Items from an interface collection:
● ● ● ● ●

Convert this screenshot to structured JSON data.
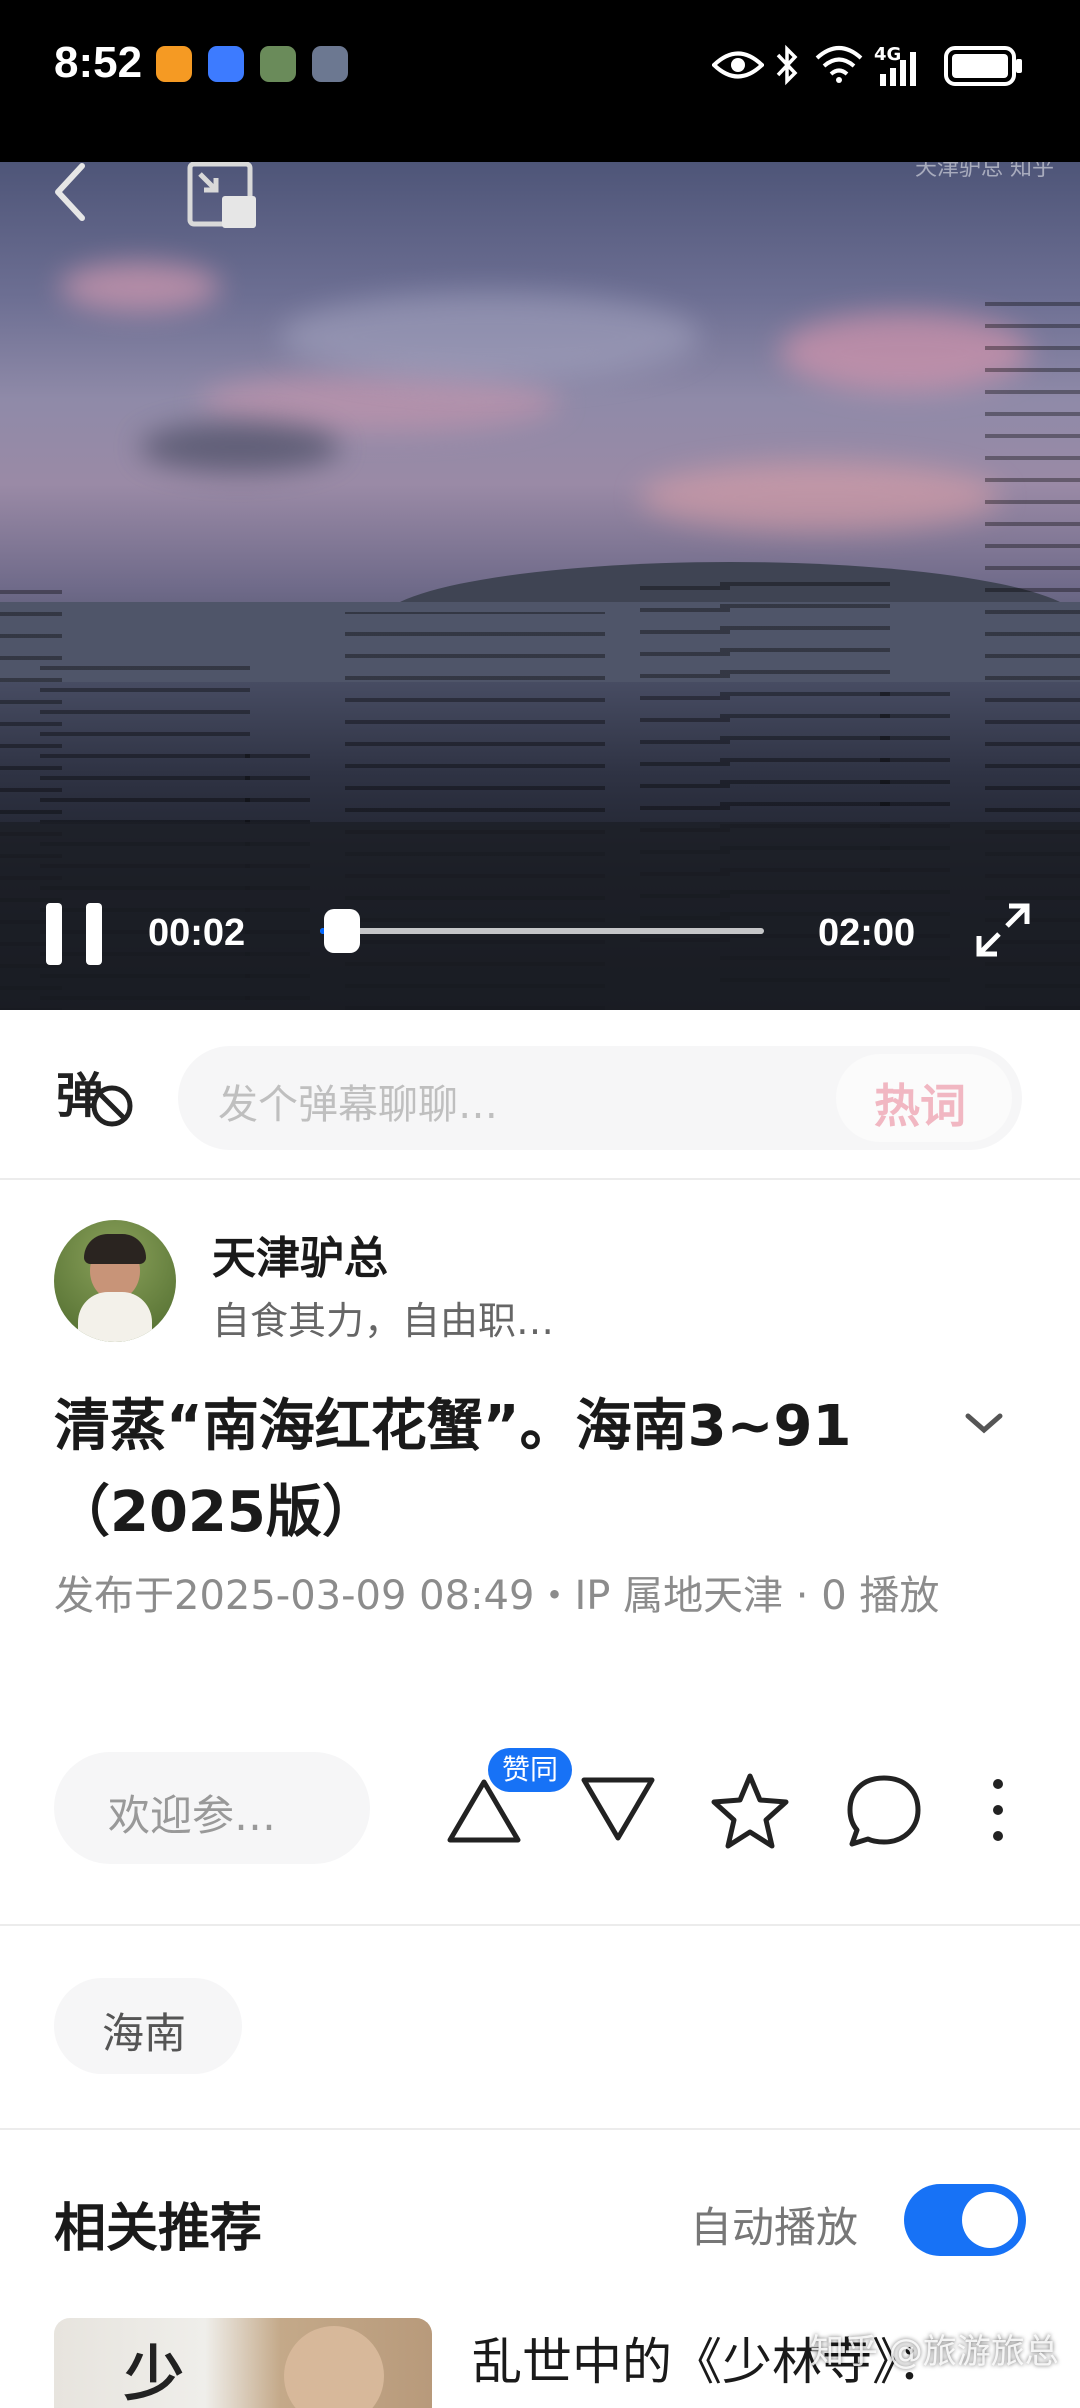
{
  "status_bar": {
    "time": "8:52",
    "network": "4G",
    "icons": [
      "eye-icon",
      "bluetooth-icon",
      "wifi-icon",
      "signal-icon",
      "battery-icon"
    ]
  },
  "video": {
    "current_time": "00:02",
    "duration": "02:00",
    "progress": 0.017,
    "watermark": "天津驴总 知乎"
  },
  "danmaku": {
    "placeholder": "发个弹幕聊聊…",
    "hot_words": "热词"
  },
  "author": {
    "name": "天津驴总",
    "bio": "自食其力，自由职…"
  },
  "post": {
    "title": "清蒸“南海红花蟹”。海南3~91（2025版）",
    "meta": "发布于2025-03-09 08:49・IP 属地天津 · 0 播放"
  },
  "actions": {
    "comment_placeholder": "欢迎参…",
    "upvote_badge": "赞同"
  },
  "tags": [
    "海南"
  ],
  "recommend": {
    "title": "相关推荐",
    "autoplay_label": "自动播放",
    "autoplay_on": true,
    "item_title": "乱世中的《少林寺》：",
    "thumb_text": "少"
  },
  "site_watermark": "知乎 @旅游旅总",
  "colors": {
    "accent": "#1772f6",
    "hot_word": "#f1b7c2"
  }
}
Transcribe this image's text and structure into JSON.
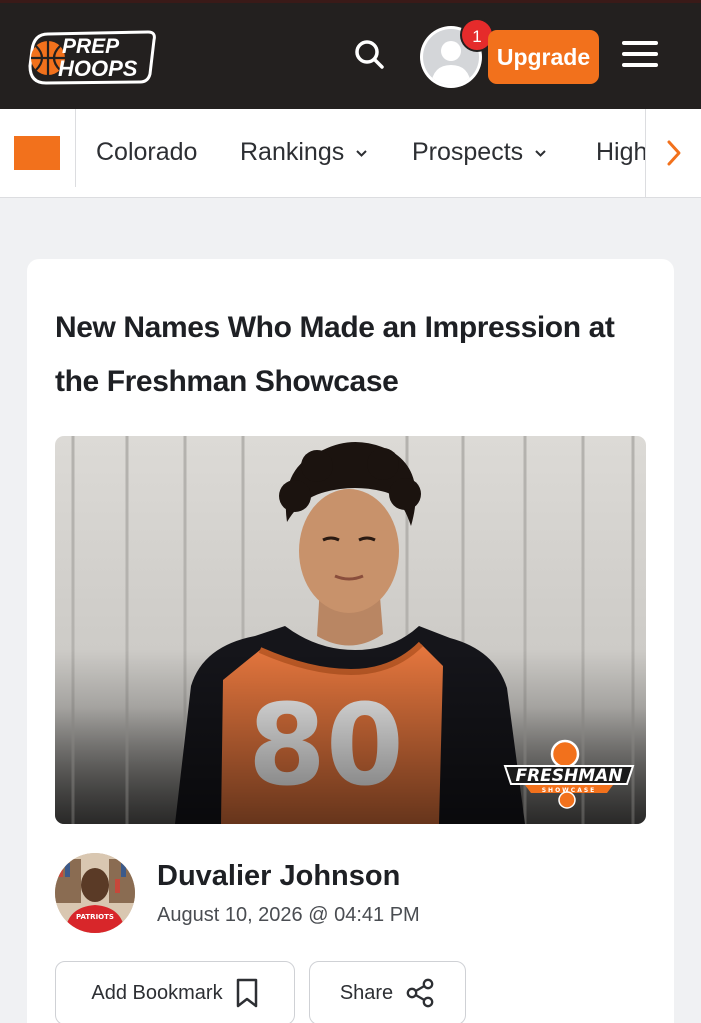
{
  "header": {
    "logo_line1": "PREP",
    "logo_line2": "HOOPS",
    "notification_count": "1",
    "upgrade_label": "Upgrade",
    "colors": {
      "bg": "#23201f",
      "accent": "#f2711c",
      "badge": "#e52b2b"
    }
  },
  "subnav": {
    "items": [
      {
        "label": "Colorado",
        "dropdown": false
      },
      {
        "label": "Rankings",
        "dropdown": true
      },
      {
        "label": "Prospects",
        "dropdown": true
      },
      {
        "label": "High",
        "dropdown": false
      }
    ],
    "next_icon": "chevron-right-icon"
  },
  "article": {
    "title": "New Names Who Made an Impression at the Freshman Showcase",
    "image": {
      "jersey_number": "80",
      "event_logo_line1": "FRESHMAN",
      "event_logo_line2": "SHOWCASE"
    },
    "author": {
      "name": "Duvalier Johnson",
      "shirt_text": "PATRIOTS",
      "date": "August 10, 2026 @ 04:41 PM"
    },
    "actions": {
      "bookmark_label": "Add Bookmark",
      "bookmark_icon": "bookmark-icon",
      "share_label": "Share",
      "share_icon": "share-icon"
    }
  }
}
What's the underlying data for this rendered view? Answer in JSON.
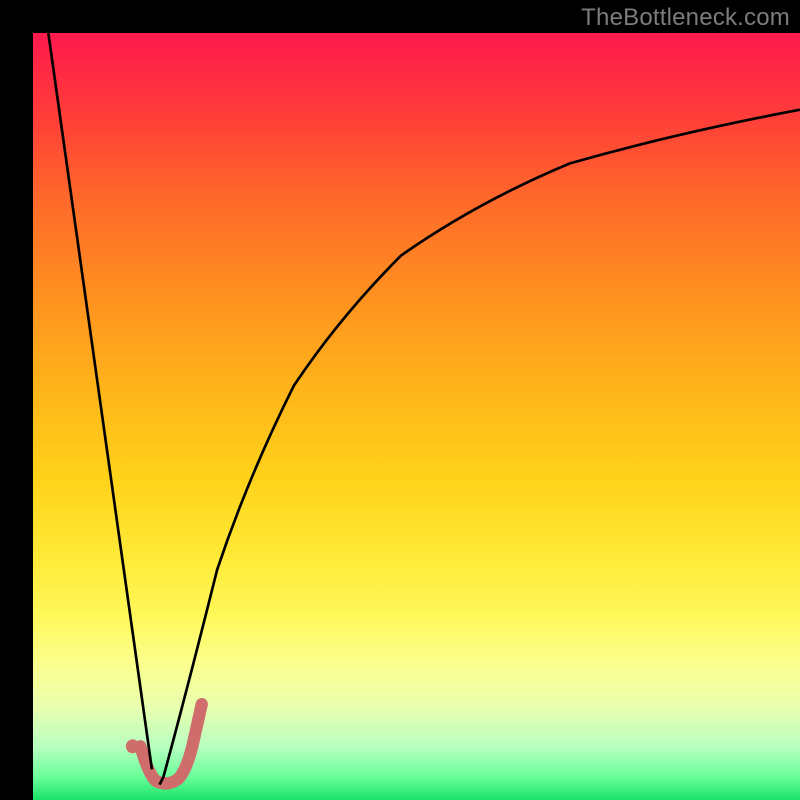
{
  "watermark": "TheBottleneck.com",
  "colors": {
    "curve_stroke": "#000000",
    "secondary_stroke": "#cf6d6d",
    "secondary_dot_fill": "#cf6d6d",
    "frame": "#000000"
  },
  "chart_data": {
    "type": "line",
    "title": "",
    "xlabel": "",
    "ylabel": "",
    "xlim": [
      0,
      100
    ],
    "ylim": [
      0,
      100
    ],
    "grid": false,
    "legend": false,
    "series": [
      {
        "name": "left-falling",
        "x": [
          2,
          15
        ],
        "y": [
          100,
          4
        ]
      },
      {
        "name": "right-rising-log",
        "x": [
          17,
          20,
          24,
          28,
          34,
          40,
          48,
          58,
          70,
          84,
          100
        ],
        "y": [
          2,
          14,
          30,
          42,
          54,
          63,
          71,
          78,
          83,
          87,
          90
        ]
      },
      {
        "name": "j-hook",
        "x": [
          14,
          15,
          16,
          17.5,
          19,
          20,
          21.5
        ],
        "y": [
          7,
          4,
          2.5,
          2,
          3,
          6,
          12
        ]
      }
    ],
    "marker": {
      "name": "dot",
      "x": 13,
      "y": 7,
      "r": 0.9
    }
  }
}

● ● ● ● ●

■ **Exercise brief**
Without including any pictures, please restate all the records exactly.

■ **Result of the exercise**
Convert this screenshot to structured JSON data.
{
  "status_bar": {
    "time": "8:52",
    "network": "4G",
    "icons": [
      "eye-icon",
      "bluetooth-icon",
      "wifi-icon",
      "signal-icon",
      "battery-icon"
    ]
  },
  "video": {
    "current_time": "00:02",
    "duration": "02:00",
    "progress": 0.017,
    "watermark": "天津驴总 知乎"
  },
  "danmaku": {
    "placeholder": "发个弹幕聊聊…",
    "hot_words": "热词"
  },
  "author": {
    "name": "天津驴总",
    "bio": "自食其力，自由职…"
  },
  "post": {
    "title": "清蒸“南海红花蟹”。海南3~91（2025版）",
    "meta": "发布于2025-03-09 08:49・IP 属地天津 · 0 播放"
  },
  "actions": {
    "comment_placeholder": "欢迎参…",
    "upvote_badge": "赞同"
  },
  "tags": [
    "海南"
  ],
  "recommend": {
    "title": "相关推荐",
    "autoplay_label": "自动播放",
    "autoplay_on": true,
    "item_title": "乱世中的《少林寺》：",
    "thumb_text": "少"
  },
  "site_watermark": "知乎 @旅游旅总",
  "colors": {
    "accent": "#1772f6",
    "hot_word": "#f1b7c2"
  }
}
Transcribe this image's text and structure into JSON.
{
  "header": {
    "logo_line1": "PREP",
    "logo_line2": "HOOPS",
    "notification_count": "1",
    "upgrade_label": "Upgrade",
    "colors": {
      "bg": "#23201f",
      "accent": "#f2711c",
      "badge": "#e52b2b"
    }
  },
  "subnav": {
    "items": [
      {
        "label": "Colorado",
        "dropdown": false
      },
      {
        "label": "Rankings",
        "dropdown": true
      },
      {
        "label": "Prospects",
        "dropdown": true
      },
      {
        "label": "High",
        "dropdown": false
      }
    ],
    "next_icon": "chevron-right-icon"
  },
  "article": {
    "title": "New Names Who Made an Impression at the Freshman Showcase",
    "image": {
      "jersey_number": "80",
      "event_logo_line1": "FRESHMAN",
      "event_logo_line2": "SHOWCASE"
    },
    "author": {
      "name": "Duvalier Johnson",
      "shirt_text": "PATRIOTS",
      "date": "August 10, 2026 @ 04:41 PM"
    },
    "actions": {
      "bookmark_label": "Add Bookmark",
      "bookmark_icon": "bookmark-icon",
      "share_label": "Share",
      "share_icon": "share-icon"
    }
  }
}
What's the underlying data for this rendered view? Answer in JSON.
{
  "watermark": "TheBottleneck.com",
  "colors": {
    "curve_stroke": "#000000",
    "secondary_stroke": "#cf6d6d",
    "secondary_dot_fill": "#cf6d6d",
    "frame": "#000000"
  },
  "chart_data": {
    "type": "line",
    "title": "",
    "xlabel": "",
    "ylabel": "",
    "xlim": [
      0,
      100
    ],
    "ylim": [
      0,
      100
    ],
    "grid": false,
    "legend": false,
    "series": [
      {
        "name": "left-falling",
        "x": [
          2,
          15
        ],
        "y": [
          100,
          4
        ]
      },
      {
        "name": "right-rising-log",
        "x": [
          17,
          20,
          24,
          28,
          34,
          40,
          48,
          58,
          70,
          84,
          100
        ],
        "y": [
          2,
          14,
          30,
          42,
          54,
          63,
          71,
          78,
          83,
          87,
          90
        ]
      },
      {
        "name": "j-hook",
        "x": [
          14,
          15,
          16,
          17.5,
          19,
          20,
          21.5
        ],
        "y": [
          7,
          4,
          2.5,
          2,
          3,
          6,
          12
        ]
      }
    ],
    "marker": {
      "name": "dot",
      "x": 13,
      "y": 7,
      "r": 0.9
    }
  }
}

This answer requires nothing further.